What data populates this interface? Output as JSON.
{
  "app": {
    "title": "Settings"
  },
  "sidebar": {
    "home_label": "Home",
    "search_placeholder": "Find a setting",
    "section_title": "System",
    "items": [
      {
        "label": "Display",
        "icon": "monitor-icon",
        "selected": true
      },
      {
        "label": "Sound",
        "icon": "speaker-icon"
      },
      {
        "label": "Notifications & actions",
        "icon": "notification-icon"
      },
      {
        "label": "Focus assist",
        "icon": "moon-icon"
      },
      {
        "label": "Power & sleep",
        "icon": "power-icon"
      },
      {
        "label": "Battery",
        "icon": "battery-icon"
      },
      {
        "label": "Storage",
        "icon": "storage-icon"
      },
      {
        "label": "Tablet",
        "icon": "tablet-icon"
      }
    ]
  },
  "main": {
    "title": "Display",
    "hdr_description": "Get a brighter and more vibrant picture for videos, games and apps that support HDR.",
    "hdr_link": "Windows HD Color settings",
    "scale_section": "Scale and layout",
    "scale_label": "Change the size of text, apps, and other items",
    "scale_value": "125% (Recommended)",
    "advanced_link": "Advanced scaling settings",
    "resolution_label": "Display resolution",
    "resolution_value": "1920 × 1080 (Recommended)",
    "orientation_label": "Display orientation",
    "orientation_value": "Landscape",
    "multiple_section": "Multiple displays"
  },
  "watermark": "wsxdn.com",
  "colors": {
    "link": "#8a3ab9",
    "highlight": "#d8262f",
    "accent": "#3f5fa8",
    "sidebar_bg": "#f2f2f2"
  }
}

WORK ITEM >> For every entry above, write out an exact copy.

RESULT BELOW >>
What data populates this interface? Output as JSON.
{
  "app": {
    "title": "Settings"
  },
  "sidebar": {
    "home_label": "Home",
    "search_placeholder": "Find a setting",
    "section_title": "System",
    "items": [
      {
        "label": "Display",
        "icon": "monitor-icon",
        "selected": true
      },
      {
        "label": "Sound",
        "icon": "speaker-icon"
      },
      {
        "label": "Notifications & actions",
        "icon": "notification-icon"
      },
      {
        "label": "Focus assist",
        "icon": "moon-icon"
      },
      {
        "label": "Power & sleep",
        "icon": "power-icon"
      },
      {
        "label": "Battery",
        "icon": "battery-icon"
      },
      {
        "label": "Storage",
        "icon": "storage-icon"
      },
      {
        "label": "Tablet",
        "icon": "tablet-icon"
      }
    ]
  },
  "main": {
    "title": "Display",
    "hdr_description": "Get a brighter and more vibrant picture for videos, games and apps that support HDR.",
    "hdr_link": "Windows HD Color settings",
    "scale_section": "Scale and layout",
    "scale_label": "Change the size of text, apps, and other items",
    "scale_value": "125% (Recommended)",
    "advanced_link": "Advanced scaling settings",
    "resolution_label": "Display resolution",
    "resolution_value": "1920 × 1080 (Recommended)",
    "orientation_label": "Display orientation",
    "orientation_value": "Landscape",
    "multiple_section": "Multiple displays"
  },
  "watermark": "wsxdn.com",
  "colors": {
    "link": "#8a3ab9",
    "highlight": "#d8262f",
    "accent": "#3f5fa8",
    "sidebar_bg": "#f2f2f2"
  }
}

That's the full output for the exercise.